I stand before you on my feeble, wobbly soap box to preach to you the beauty of turning a crush into a friend. I’m not saying it is always easy; I am not even saying it is always the right move, but with the right blend of self reflection and honesty, the end of a crush can be the start of a beautiful friendship.
Although I’ve been the victim of this “we’re-friends-but-not-really,” I have also fed into it and stood by and watched it happen to someone else. How do we get past this? It starts with being comfortable with sharing how you feel. If you have been friends with someone for years, you should be comfortable enough with telling them what has gone wrong within the friendship.
Something with which I find myself often struggling is planning friend dates, or what to do with friends when we’ve set aside time to spend together. At the same time, I also generally find myself in the plan-maker role, so I compiled a list of tips for planning a friend date.
“Rather than rush into a friendship to prove I’m not a bad friend, I’m taking my time and getting to know the friends I have around me in deeper and more meaningful ways.” Sienna Mooney shares a few things to keep in mind when dealing with friends, especially if you’ve been doubting your ability to make new friends.

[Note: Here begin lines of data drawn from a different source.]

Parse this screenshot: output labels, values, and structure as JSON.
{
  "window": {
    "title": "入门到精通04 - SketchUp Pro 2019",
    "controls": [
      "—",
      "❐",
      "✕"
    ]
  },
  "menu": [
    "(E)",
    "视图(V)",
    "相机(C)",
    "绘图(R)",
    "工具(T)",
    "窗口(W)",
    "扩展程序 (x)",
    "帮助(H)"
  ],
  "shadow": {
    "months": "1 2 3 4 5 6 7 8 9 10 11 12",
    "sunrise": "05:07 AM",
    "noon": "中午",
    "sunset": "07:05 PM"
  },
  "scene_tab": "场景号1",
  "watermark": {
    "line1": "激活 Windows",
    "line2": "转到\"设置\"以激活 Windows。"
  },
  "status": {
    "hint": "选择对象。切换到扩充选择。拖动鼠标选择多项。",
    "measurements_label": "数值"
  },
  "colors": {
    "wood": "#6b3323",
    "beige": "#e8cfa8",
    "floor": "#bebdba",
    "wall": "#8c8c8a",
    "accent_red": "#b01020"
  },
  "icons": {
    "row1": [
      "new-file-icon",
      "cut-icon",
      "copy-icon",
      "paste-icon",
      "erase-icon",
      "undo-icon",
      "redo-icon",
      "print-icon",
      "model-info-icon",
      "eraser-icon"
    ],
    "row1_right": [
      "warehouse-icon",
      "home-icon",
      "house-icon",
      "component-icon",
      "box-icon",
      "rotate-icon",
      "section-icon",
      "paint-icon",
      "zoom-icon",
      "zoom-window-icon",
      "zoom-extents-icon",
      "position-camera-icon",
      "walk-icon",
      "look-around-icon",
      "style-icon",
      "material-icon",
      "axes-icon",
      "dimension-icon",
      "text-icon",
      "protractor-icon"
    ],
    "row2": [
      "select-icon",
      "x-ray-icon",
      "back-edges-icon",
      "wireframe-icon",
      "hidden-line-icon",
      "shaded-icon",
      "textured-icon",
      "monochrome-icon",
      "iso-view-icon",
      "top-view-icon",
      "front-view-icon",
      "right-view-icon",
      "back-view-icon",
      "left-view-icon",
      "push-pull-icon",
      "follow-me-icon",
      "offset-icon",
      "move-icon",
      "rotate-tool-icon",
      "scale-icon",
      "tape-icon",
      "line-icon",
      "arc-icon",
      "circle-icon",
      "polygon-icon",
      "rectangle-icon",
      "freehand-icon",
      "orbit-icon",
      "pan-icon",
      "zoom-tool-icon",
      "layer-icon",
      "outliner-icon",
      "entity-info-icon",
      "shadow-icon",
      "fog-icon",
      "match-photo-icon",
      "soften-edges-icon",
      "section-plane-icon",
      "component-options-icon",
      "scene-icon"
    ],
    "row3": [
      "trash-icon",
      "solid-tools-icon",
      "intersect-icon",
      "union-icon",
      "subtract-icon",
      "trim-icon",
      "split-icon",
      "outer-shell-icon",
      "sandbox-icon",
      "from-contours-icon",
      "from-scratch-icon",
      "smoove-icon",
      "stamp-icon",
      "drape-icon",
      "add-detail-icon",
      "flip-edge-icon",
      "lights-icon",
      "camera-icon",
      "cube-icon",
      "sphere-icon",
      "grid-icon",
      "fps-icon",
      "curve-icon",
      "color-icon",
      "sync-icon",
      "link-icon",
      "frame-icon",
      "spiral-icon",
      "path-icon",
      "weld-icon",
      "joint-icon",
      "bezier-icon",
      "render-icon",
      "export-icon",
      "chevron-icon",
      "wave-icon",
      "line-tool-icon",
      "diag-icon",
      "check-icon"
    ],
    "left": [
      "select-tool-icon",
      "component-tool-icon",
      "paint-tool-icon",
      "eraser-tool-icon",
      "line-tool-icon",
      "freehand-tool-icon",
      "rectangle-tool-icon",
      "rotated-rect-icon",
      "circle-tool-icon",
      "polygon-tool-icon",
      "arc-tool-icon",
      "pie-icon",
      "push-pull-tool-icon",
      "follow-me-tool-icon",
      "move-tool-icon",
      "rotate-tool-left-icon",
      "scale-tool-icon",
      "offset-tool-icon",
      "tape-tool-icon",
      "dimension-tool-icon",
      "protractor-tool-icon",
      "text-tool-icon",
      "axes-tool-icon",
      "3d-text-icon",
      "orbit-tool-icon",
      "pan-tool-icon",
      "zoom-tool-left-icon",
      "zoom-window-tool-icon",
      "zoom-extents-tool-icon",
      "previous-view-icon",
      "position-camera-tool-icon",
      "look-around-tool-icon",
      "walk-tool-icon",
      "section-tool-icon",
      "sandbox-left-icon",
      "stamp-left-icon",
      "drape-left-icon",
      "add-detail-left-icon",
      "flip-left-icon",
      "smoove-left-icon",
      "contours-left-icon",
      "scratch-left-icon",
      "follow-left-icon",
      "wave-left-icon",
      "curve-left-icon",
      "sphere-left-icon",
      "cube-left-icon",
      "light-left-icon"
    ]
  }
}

“I have this dream where I’m 30-something and regularly meeting up with my pals for breakfast/lunch/movies/home hang outs and we spend hours just talking and bonding,” muses Sam Cummings in her essay, ultimately asking the question: “Am I a good friend or a bad friend?”

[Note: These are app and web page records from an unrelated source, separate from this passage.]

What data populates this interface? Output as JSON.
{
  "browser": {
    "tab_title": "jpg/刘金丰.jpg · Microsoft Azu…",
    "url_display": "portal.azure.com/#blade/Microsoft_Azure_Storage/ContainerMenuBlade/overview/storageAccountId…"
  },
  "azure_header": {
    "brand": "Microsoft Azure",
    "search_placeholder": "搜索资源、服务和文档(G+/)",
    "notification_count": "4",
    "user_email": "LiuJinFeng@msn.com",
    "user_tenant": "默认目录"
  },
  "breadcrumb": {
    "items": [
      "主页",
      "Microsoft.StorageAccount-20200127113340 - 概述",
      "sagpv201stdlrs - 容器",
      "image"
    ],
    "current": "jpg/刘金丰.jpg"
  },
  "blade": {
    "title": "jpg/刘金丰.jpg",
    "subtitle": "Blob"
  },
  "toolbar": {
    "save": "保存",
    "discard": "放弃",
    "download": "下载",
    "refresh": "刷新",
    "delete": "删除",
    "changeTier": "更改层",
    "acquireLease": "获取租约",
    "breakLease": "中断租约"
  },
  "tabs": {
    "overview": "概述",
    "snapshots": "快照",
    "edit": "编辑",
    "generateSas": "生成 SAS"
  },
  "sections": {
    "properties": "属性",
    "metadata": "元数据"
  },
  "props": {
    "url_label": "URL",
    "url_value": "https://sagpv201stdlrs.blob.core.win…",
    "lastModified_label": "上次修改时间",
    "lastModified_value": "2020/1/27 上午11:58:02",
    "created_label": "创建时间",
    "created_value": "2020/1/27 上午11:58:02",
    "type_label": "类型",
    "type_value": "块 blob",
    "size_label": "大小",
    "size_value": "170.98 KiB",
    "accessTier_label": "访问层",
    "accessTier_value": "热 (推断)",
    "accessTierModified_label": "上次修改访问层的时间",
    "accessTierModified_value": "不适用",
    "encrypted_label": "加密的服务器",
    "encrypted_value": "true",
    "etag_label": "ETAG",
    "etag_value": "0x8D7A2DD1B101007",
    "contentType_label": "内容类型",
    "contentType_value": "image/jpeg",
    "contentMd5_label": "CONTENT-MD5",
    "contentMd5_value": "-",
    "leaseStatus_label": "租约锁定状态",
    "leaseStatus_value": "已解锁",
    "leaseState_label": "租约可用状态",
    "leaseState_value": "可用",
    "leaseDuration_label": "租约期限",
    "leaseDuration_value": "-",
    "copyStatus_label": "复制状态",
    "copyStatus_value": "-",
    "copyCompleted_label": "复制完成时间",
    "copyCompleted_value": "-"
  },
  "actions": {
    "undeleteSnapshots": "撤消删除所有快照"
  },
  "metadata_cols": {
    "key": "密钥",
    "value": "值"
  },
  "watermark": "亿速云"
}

“We call it things like “male bonding” or a “bromance” — which, while in fun — shows that we feel uncomfortable taking it seriously.” In an interview with his best friend, Robert Beiler uncovers what has made their friendship last.